Media Continue to Attack Drug Companies with Misinformation
Your mother might have told you
that if you say something enough times, youll start to believe its
true. And while thats fine if youre trying to build a
little-engine-that-could mentality in a six-year-old, its not okay
for grown-ups trying to do journalism.
No, grown-ups need facts, and those facts are often backed up by numbers. Thats where things can get dicey. Reporters shouldnt take numbers from any side in a debate without checking them out. But if you decide something is true and keep repeating it in the news, people will believe you.
New York Times reporter Gardiner Harris did just that in a March 4 story in which he declared without attribution that The drug industry has long spent billions of dollars annually far more than it spends on research trying to persuade doctors to prescribe its pills.
Thats just not true. Numbers reported by the companies themselves reveal the opposite. And marketing can mean lots of things including drug samples that actually reduce prescription costs for patients who need to try new drugs. Tufts Universitys Center for the Study of Drug Development, an academic nonprofit research group, publishes a yearly study on the pharmaceutical industry. In its Outlook 2005, the center estimated a seven-year process for bringing a new drug to market. Tufts has also conducted several studies to determine the average cost of bringing a drug to market. The most recent update to that study, in 2001, estimated $802 million.
Figures reported by member companies of the Pharmaceutical Research and Manufacturers of America (PhRMA) for 2003 show more than $33 billion spent on R&D. In contrast, total marketing expenses were reported at $25.3 billion, with only $3.3 billion of that in direct-to-consumer advertising.
Broadcast news coverage of Marcia Angells recent book release is probably the greatest source of misinformation about this subject. Angell, an M.D. who previously edited The New England Journal of Medicine, authored The Truth About the Drug Companies: How They Deceive Us and What to Do About It. She made the rounds on the broadcast circuit when the book was released in the fall of 2004.
In one chapter of her book, Angell dismissed Tufts figures on bringing new drugs to market and came up with her own, even though she admitted she doesnt have the information needed to make such an estimate. She proceeded to shave about $600 million magically from the industrys estimate. Her fuzzy-math solution was to take an industrywide total for one years R&D costs and divide by the number of new drugs put on the market. This calculation is absurd. For one thing, it does not allow for the multi-year process required to develop a drug and bring it to market. Also, Angells marketing figures are inflated, because she combined direct-to-consumer advertising with all other forms of marketing, including prescription samples, and administrative costs.

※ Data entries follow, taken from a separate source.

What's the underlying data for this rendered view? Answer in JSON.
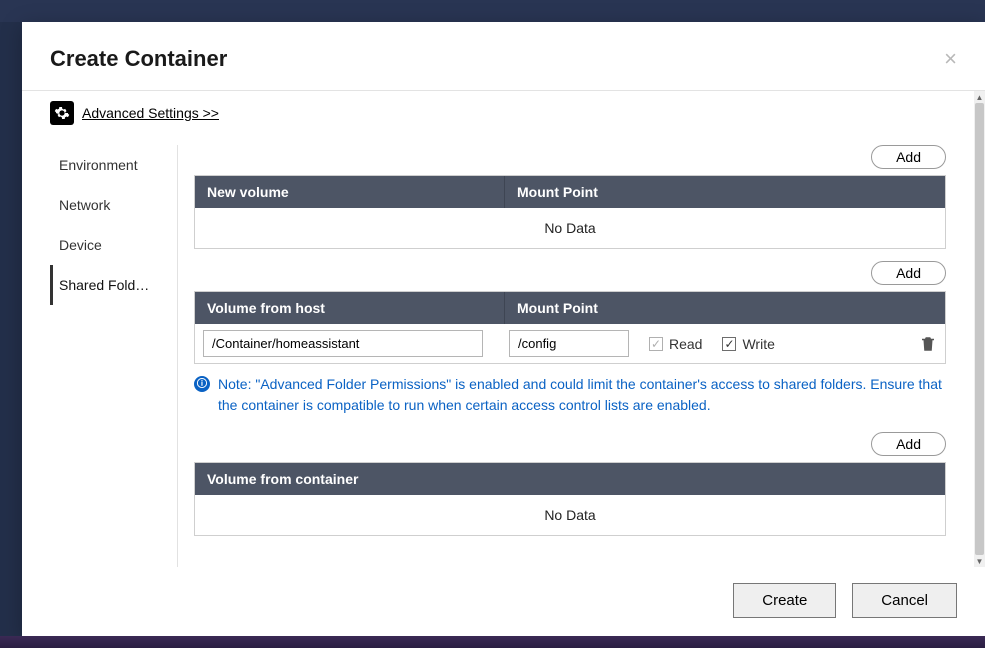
{
  "modal": {
    "title": "Create Container",
    "advanced_link": "Advanced Settings >>"
  },
  "sidenav": {
    "items": [
      {
        "label": "Environment"
      },
      {
        "label": "Network"
      },
      {
        "label": "Device"
      },
      {
        "label": "Shared Fold…"
      }
    ],
    "selected": 3
  },
  "section1": {
    "add_label": "Add",
    "header_col1": "New volume",
    "header_col2": "Mount Point",
    "empty_text": "No Data"
  },
  "section2": {
    "add_label": "Add",
    "header_col1": "Volume from host",
    "header_col2": "Mount Point",
    "row": {
      "host_value": "/Container/homeassistant",
      "mount_value": "/config",
      "read_label": "Read",
      "read_checked": true,
      "read_disabled": true,
      "write_label": "Write",
      "write_checked": true,
      "write_disabled": false
    },
    "note_text": "Note: \"Advanced Folder Permissions\" is enabled and could limit the container's access to shared folders. Ensure that the container is compatible to run when certain access control lists are enabled."
  },
  "section3": {
    "add_label": "Add",
    "header_col1": "Volume from container",
    "empty_text": "No Data"
  },
  "footer": {
    "create_label": "Create",
    "cancel_label": "Cancel"
  }
}
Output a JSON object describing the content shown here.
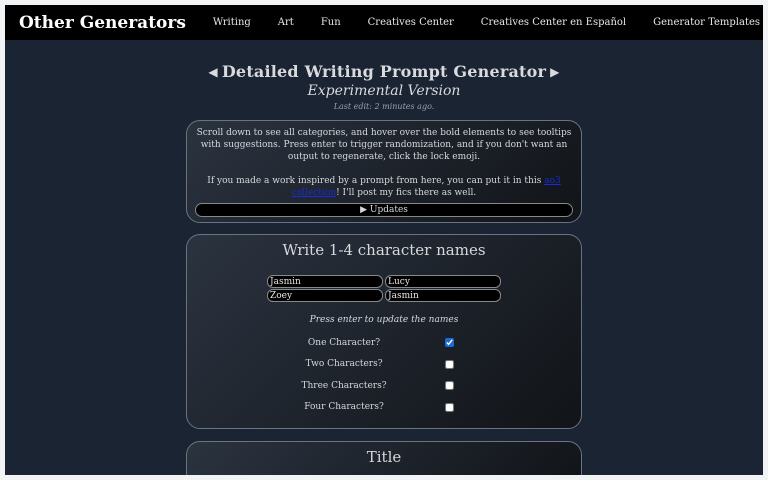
{
  "nav": {
    "brand": "Other Generators",
    "links": [
      "Writing",
      "Art",
      "Fun",
      "Creatives Center",
      "Creatives Center en Español",
      "Generator Templates"
    ]
  },
  "header": {
    "title": "Detailed Writing Prompt Generator",
    "prev_arrow": "◀",
    "next_arrow": "▶",
    "subtitle": "Experimental Version",
    "last_edit": "Last edit: 2 minutes ago."
  },
  "info": {
    "paragraph1": "Scroll down to see all categories, and hover over the bold elements to see tooltips with suggestions. Press enter to trigger randomization, and if you don't want an output to regenerate, click the lock emoji.",
    "paragraph2_before": "If you made a work inspired by a prompt from here, you can put it in this ",
    "paragraph2_link": "ao3 collection",
    "paragraph2_after": "! I'll post my fics there as well.",
    "updates_label": "▶ Updates"
  },
  "names": {
    "heading": "Write 1-4 character names",
    "inputs": [
      "Jasmin",
      "Lucy",
      "Zoey",
      "Jasmin"
    ],
    "hint": "Press enter to update the names",
    "options": [
      {
        "label": "One Character?",
        "checked": true
      },
      {
        "label": "Two Characters?",
        "checked": false
      },
      {
        "label": "Three Characters?",
        "checked": false
      },
      {
        "label": "Four Characters?",
        "checked": false
      }
    ]
  },
  "title_section": {
    "heading": "Title"
  }
}
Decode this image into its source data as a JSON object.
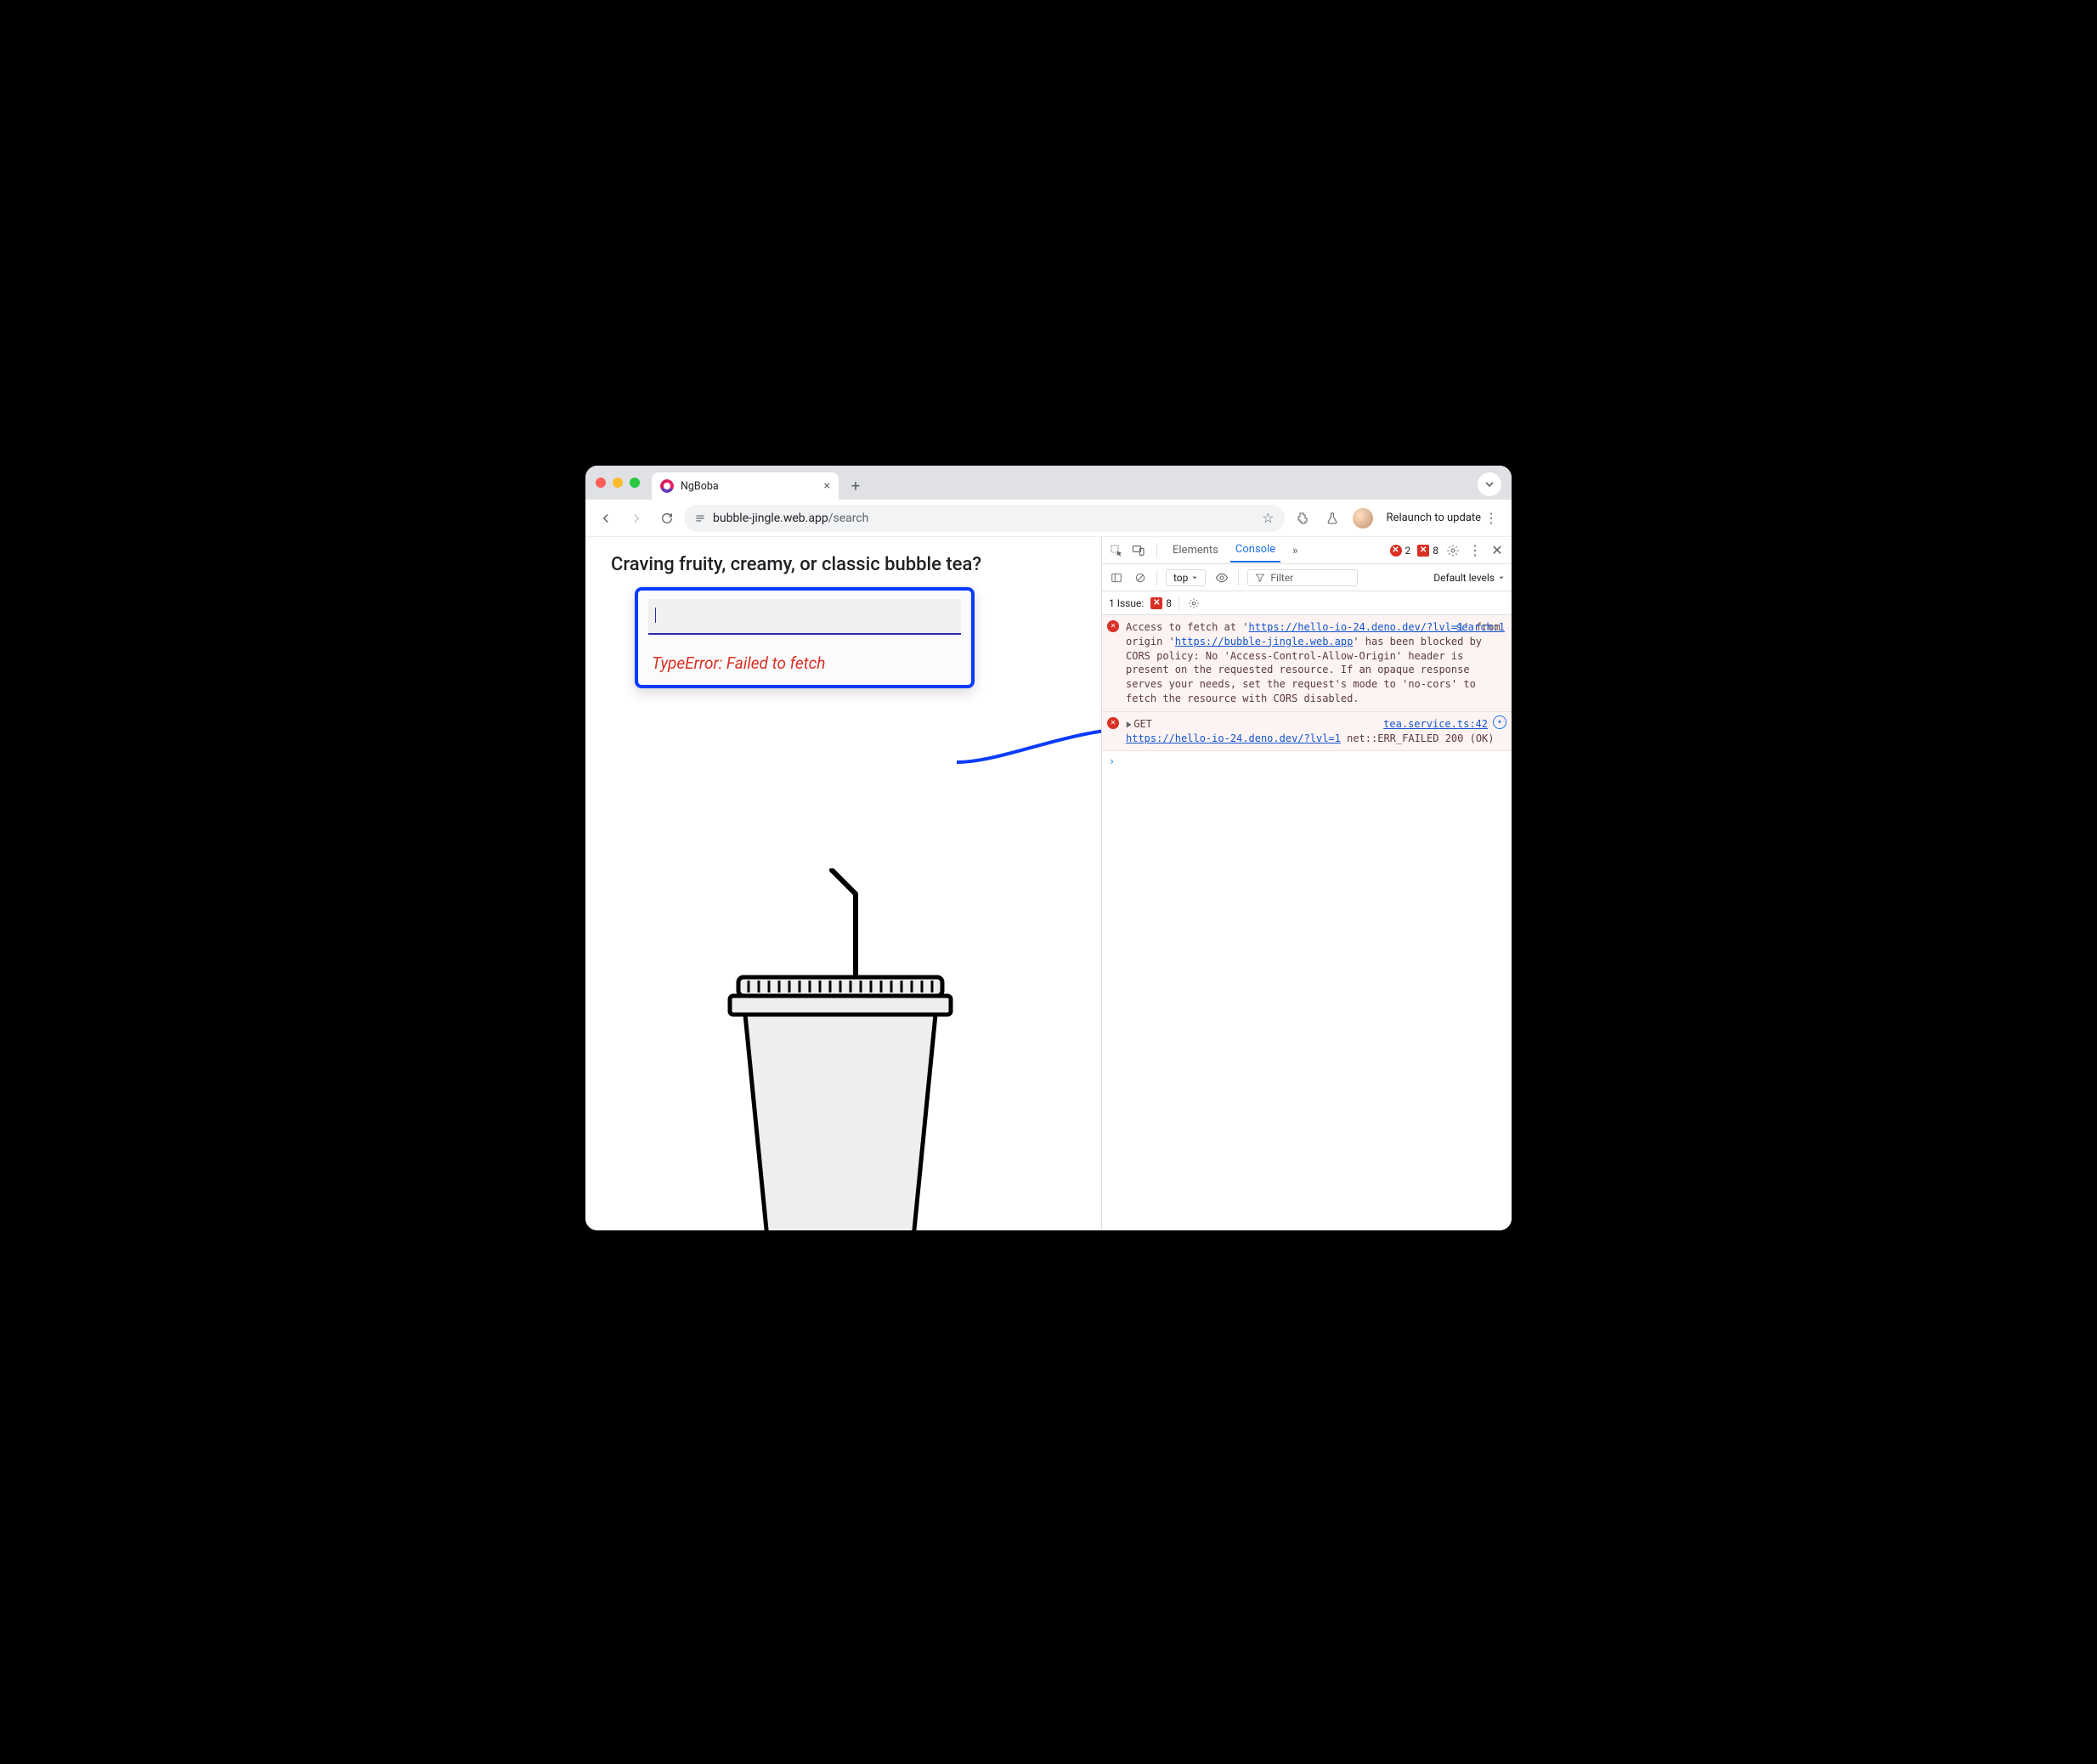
{
  "browser": {
    "tab": {
      "title": "NgBoba"
    },
    "url": {
      "host": "bubble-jingle.web.app",
      "path": "/search"
    },
    "relaunch_label": "Relaunch to update"
  },
  "page": {
    "heading": "Craving fruity, creamy, or classic bubble tea?",
    "search_value": "",
    "error_text": "TypeError: Failed to fetch"
  },
  "devtools": {
    "tabs": {
      "elements": "Elements",
      "console": "Console"
    },
    "error_badge": {
      "count": "2"
    },
    "warning_badge": {
      "count": "8"
    },
    "top_label": "top",
    "filter_placeholder": "Filter",
    "levels_label": "Default levels",
    "issue_label": "1 Issue:",
    "issue_count": "8",
    "log1": {
      "source_link": "search:1",
      "t1": "Access to fetch at '",
      "url1": "https://hello-io-24.deno.dev/?lvl=1",
      "t2": "' from origin '",
      "url2": "https://bubble-jingle.web.app",
      "t3": "' has been blocked by CORS policy: No 'Access-Control-Allow-Origin' header is present on the requested resource. If an opaque response serves your needs, set the request's mode to 'no-cors' to fetch the resource with CORS disabled."
    },
    "log2": {
      "source_link": "tea.service.ts:42",
      "method": "GET",
      "url": "https://hello-io-24.deno.dev/?lvl=1",
      "tail": " net::ERR_FAILED 200 (OK)"
    }
  }
}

But one great thing about America is that you can write a book and the book tour will follow. In Angells case, on Sept. 2, 2004, NBCs Today gave her free rein to promote her ideas in September with no one questioning them. She lumped together marketing and administration in her assessment. That meant she combined the seemingly countless costs of running a business with the marketing of the products. Then she said drug companies spend far less on research and development. In fact, her appearance on the show was devoted to hammering the point that drug companies actually spend less than they make in profits. Imagine a public company trying to make a profit.
Angell also criticized the amounts and percentages spent on R&D on CBS Sunday Morning, Oct. 10, 2004. CBS reporter Martha Teichner, however, is to be commended for using a realistic figure: $3 billion in direct-to-consumer drug advertising.
Of course, all of this is based on criticizing a company for being profitable. On ABCs Oct. 12, 2004, Nightline, Ted Koppel and Jake Tapper painted a picture of an America where people are choosing between buying food and buying prescriptions and pointed to the drug companies as the culprit. Tapper even suggested that price controls were the answer, tying the lower cost of drugs in Canada to that system.
Although Angell was already interviewed extensively in the report, Tapper reiterated her points when interviewing Alan Holmer, then head of PhRMA. To Tappers credit, he did pose the question, Whats wrong with profits? However, he did not follow up on Angells answer: Well, you cant make the case that your prices have to be high to cover R&D if your profits are greater than the R&D. This was another criticism (using wrong figures) of the percentage spent on R&D, while all parties ignored the simple laws of supply and demand.
Whats the result of such stories? The Washington Post reported last month on a study by the Kaiser Family Foundation, stating that 70 percent of respondents think the pharmaceutical companies are more concerned about making profits than developing new drugs. When it came to trusting drug companies justification for research, 81 percent did not believe the companies are putting as much money into research as they say. It seems as if Dr. Angells version of the truth, passed on through the media, has circulated widely.
Demonizing Drugmakers: The Political Assault on the Pharmaceutical
Industry by Doug Bandow, senior fellow at the Cato Institute:
Improving Health Care: A Dose of Competition, a July 2004 report
from the Federal Trade Commission and the Department of Justice:
This is the link to the Tufts' 2005 Outlook:
This is the link to the Center for the Study of Drug Development